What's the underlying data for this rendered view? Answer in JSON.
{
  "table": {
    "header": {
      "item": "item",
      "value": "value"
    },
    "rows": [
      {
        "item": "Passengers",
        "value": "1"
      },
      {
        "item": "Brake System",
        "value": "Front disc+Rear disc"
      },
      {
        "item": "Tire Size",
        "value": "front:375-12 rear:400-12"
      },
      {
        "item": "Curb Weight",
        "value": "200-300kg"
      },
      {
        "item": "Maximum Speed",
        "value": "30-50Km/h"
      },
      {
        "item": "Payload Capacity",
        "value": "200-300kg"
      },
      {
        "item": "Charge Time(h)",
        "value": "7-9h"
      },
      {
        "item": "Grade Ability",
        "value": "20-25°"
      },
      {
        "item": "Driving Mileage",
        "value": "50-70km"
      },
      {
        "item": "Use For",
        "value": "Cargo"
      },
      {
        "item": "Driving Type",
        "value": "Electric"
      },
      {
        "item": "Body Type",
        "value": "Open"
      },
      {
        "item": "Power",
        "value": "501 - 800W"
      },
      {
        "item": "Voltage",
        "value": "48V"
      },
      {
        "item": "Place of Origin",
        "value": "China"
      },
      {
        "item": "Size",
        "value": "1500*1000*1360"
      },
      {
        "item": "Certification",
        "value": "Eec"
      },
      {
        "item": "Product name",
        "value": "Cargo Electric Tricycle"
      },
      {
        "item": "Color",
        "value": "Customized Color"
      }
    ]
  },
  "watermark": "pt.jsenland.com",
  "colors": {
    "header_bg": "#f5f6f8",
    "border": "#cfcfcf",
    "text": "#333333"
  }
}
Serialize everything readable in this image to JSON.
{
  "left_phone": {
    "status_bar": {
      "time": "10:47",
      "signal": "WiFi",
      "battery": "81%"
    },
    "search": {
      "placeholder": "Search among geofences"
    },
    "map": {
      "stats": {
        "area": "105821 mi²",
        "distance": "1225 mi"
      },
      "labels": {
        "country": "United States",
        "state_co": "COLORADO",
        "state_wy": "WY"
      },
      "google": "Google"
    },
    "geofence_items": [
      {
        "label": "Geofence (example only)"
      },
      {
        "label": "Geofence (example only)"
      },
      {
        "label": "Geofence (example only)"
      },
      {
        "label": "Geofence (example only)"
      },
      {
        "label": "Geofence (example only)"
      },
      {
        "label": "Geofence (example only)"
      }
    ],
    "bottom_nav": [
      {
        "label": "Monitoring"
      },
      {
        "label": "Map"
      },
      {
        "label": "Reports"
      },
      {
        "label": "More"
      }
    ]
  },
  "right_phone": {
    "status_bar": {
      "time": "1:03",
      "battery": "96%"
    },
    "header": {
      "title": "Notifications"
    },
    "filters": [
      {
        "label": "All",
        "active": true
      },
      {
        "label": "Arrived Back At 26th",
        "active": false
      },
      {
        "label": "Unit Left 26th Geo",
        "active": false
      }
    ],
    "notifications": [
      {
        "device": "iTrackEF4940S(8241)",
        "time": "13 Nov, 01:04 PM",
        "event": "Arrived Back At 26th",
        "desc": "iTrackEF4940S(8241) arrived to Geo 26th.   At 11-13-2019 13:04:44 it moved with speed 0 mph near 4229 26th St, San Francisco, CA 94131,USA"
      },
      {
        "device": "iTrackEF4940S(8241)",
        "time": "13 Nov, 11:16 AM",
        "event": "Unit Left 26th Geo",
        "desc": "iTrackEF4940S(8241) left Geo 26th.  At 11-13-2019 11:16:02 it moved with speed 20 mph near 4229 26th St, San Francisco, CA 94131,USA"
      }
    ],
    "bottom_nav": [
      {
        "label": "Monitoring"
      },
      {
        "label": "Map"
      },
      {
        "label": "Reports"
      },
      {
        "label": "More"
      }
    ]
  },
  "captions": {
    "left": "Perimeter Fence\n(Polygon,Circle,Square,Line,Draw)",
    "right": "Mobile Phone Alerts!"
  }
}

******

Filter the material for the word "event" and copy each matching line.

        "event": "Arrived Back At 26th",
        "event": "Unit Left 26th Geo",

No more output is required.